Step 1: Make sure all business records are in order
A buyer isn’t going to want to hear your anecdotes of how you managed to pull the company through difficult times. They’re going to want to see hard facts in black and white. Their chief concern is going to be verifying that the business is profitable and running smoothly. To do so, they’ll need to thoroughly review your legal, business, and financial records. Make sure that’s an easy and pleasant task.
Step 2: Have your business professionally valued
As the owner, you know your business best, but when it comes to placing a realistic financial value on it, you’re letting emotions get in the way. Instead, put together a team of professionals who are experienced in business valuation in your area: a business broker, attorney, accountant, and commercial real estate professional can all be helpful.
Step 3: Keep the premises clean and well-maintained

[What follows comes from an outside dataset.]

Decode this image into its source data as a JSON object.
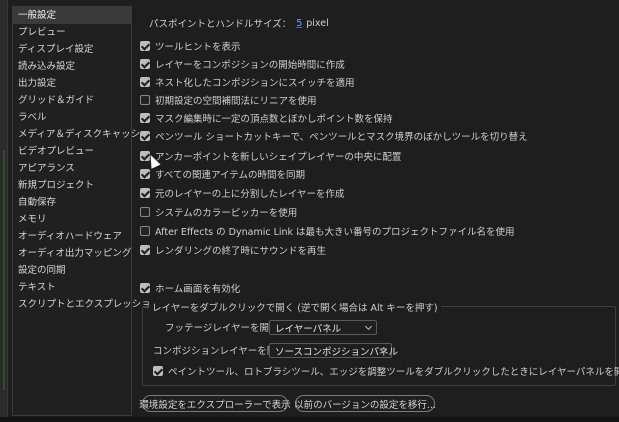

If you’ve ever shopped for a home, you understand the importance of that first impression a home’s “curbside appeal” can have on your eventual decision to buy. Likewise, the look and feel of your business locations will have a huge impact on your prospective buyers. A dirty or unkempt appearance can scare away a buyer before they even have a chance to find out how successful your business is.

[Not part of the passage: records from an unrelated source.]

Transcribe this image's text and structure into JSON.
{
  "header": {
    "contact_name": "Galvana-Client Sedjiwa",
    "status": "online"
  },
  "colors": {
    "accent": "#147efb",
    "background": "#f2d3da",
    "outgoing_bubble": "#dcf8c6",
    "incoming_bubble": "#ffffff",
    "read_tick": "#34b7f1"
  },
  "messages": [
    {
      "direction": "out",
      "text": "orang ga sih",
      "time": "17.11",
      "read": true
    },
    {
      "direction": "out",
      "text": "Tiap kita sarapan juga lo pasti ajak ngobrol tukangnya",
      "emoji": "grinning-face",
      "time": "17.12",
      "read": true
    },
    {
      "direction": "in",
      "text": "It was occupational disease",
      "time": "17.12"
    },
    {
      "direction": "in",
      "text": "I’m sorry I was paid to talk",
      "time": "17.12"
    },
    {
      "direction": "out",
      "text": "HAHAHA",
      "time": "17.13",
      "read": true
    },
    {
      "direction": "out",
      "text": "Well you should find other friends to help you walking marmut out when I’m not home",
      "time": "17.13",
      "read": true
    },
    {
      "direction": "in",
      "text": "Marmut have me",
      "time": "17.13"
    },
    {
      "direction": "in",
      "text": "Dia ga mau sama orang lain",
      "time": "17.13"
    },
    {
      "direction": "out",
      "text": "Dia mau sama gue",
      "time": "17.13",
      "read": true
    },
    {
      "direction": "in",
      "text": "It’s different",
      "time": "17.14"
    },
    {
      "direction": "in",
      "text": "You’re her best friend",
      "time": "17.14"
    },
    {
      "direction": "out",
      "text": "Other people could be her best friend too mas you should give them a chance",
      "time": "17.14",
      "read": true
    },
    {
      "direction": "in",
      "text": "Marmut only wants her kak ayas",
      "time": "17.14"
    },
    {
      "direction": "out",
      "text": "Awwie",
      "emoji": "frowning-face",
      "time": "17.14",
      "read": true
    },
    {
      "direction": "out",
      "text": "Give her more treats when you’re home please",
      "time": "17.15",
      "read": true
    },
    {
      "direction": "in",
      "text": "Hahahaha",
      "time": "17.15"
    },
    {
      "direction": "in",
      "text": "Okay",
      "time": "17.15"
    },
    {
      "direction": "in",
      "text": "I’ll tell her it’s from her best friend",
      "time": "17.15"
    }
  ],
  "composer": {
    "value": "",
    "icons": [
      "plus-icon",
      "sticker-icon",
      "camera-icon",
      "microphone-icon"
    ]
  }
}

Step 4: Keep your employees informed
A well organized, hard working staff can be a great help in convincing a buyer the business is worth purchasing. On the other hand, a staff that is unaware the business is for sale, or feel like their jobs could disappear any moment can give a terrible impression to prospective buyers, therefore harming the chances of a sale.

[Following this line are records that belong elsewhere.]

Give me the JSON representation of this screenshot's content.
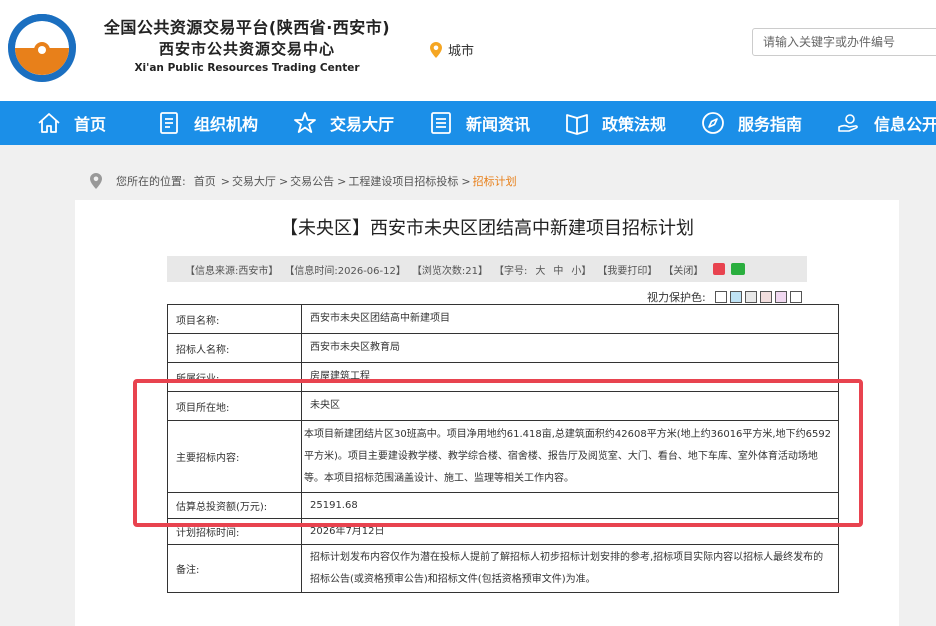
{
  "header": {
    "title_cn_1": "全国公共资源交易平台(陕西省·西安市)",
    "title_cn_2": "西安市公共资源交易中心",
    "title_en": "Xi'an Public Resources Trading Center",
    "city_label": "城市",
    "search_placeholder": "请输入关键字或办件编号"
  },
  "nav": {
    "items": [
      {
        "label": "首页",
        "icon": "home-icon"
      },
      {
        "label": "组织机构",
        "icon": "document-icon"
      },
      {
        "label": "交易大厅",
        "icon": "star-icon"
      },
      {
        "label": "新闻资讯",
        "icon": "list-icon"
      },
      {
        "label": "政策法规",
        "icon": "book-icon"
      },
      {
        "label": "服务指南",
        "icon": "compass-icon"
      },
      {
        "label": "信息公开",
        "icon": "hand-icon"
      }
    ]
  },
  "breadcrumb": {
    "prefix": "您所在的位置:",
    "crumbs": [
      "首页",
      "交易大厅",
      "交易公告",
      "工程建设项目招标投标"
    ],
    "current": "招标计划",
    "sep": ">"
  },
  "article": {
    "title": "【未央区】西安市未央区团结高中新建项目招标计划",
    "info": {
      "source": "【信息来源:西安市】",
      "time": "【信息时间:2026-06-12】",
      "views": "【浏览次数:21】",
      "font_label": "【字号:",
      "font_large": "大",
      "font_medium": "中",
      "font_small": "小】",
      "print": "【我要打印】",
      "close": "【关闭】"
    },
    "eye_label": "视力保护色:",
    "eye_colors": [
      "#ffffff",
      "#bfe3f5",
      "#e8e8e8",
      "#f2dede",
      "#f0d8f0",
      "#ffffff"
    ],
    "rows": [
      {
        "label": "项目名称:",
        "value": "西安市未央区团结高中新建项目"
      },
      {
        "label": "招标人名称:",
        "value": "西安市未央区教育局"
      },
      {
        "label": "所属行业:",
        "value": "房屋建筑工程"
      },
      {
        "label": "项目所在地:",
        "value": "未央区"
      },
      {
        "label": "主要招标内容:",
        "value": "本项目新建团结片区30班高中。项目净用地约61.418亩,总建筑面积约42608平方米(地上约36016平方米,地下约6592平方米)。项目主要建设教学楼、教学综合楼、宿舍楼、报告厅及阅览室、大门、看台、地下车库、室外体育活动场地等。本项目招标范围涵盖设计、施工、监理等相关工作内容。"
      },
      {
        "label": "估算总投资额(万元):",
        "value": "25191.68"
      },
      {
        "label": "计划招标时间:",
        "value": "2026年7月12日"
      },
      {
        "label": "备注:",
        "value": "招标计划发布内容仅作为潜在投标人提前了解招标人初步招标计划安排的参考,招标项目实际内容以招标人最终发布的招标公告(或资格预审公告)和招标文件(包括资格预审文件)为准。"
      }
    ]
  },
  "colors": {
    "nav_bg": "#1b8fe8",
    "logo_orange": "#e8801a",
    "logo_blue": "#1b6fc0",
    "breadcrumb_active": "#e8801a",
    "highlight_box": "#e8434f"
  }
}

Step 5: Pull yourself out of daily operations
It’s important that prospective buyers can easily see themselves stepping into your role without the business falling apart. If you’re physically there, managing everything and running the business personally 16 hours a day, it may appear that the business can only be successfully run with you as the owner. No one is likely to risk buying a business that appears destined to fail. Setting up business systems and training qualified replacements will allow you to effectively step aside without jeopardizing the company’s success.
An Example of Business Sale Preparation
Imagine over 4four years have passed since you documented your exit strategy and it’s nearly time to put your restaurant up for sale. Looking ahead, you can see that the restaurant is likely to reach the financial goals you set for it in time for you to retire on schedule. Based on the feedback of your team of experts, the market value of your business should be enough to allow you to sell and fund your retirement effectively. Now’s the time to follow the steps above to make sure you can locate and court the right buyer in time to sell the restaurant successfully.
So, you have your business records, legal documentation, and financial paperwork collected and organized by your CPA. You notify your staff that you’re going to be listing the restaurant for sale and you outline what you need them to do to support your efforts. You also discuss turning over day-to-day management of the restaurant to your most reliable shift supervisor and start grooming her for the job.
Together, the two of you put together a list of projects that will help spruce up the inside and outside of the restaurant, including a new paint job and the installation of an upgraded grill in the kitchen. Finally, you list your restaurant for sale at a reasonable – but effectively profitable – price and begin welcoming interested parties to tour the premises and start entertaining offers.
As this example illustrates, selling your business in a planned, strategic way will never feel like defeat. In fact, it’s a natural progression in the life of a successful business, and part of the entrepreneurial adventure that all entrepreneur should be able to look forward to.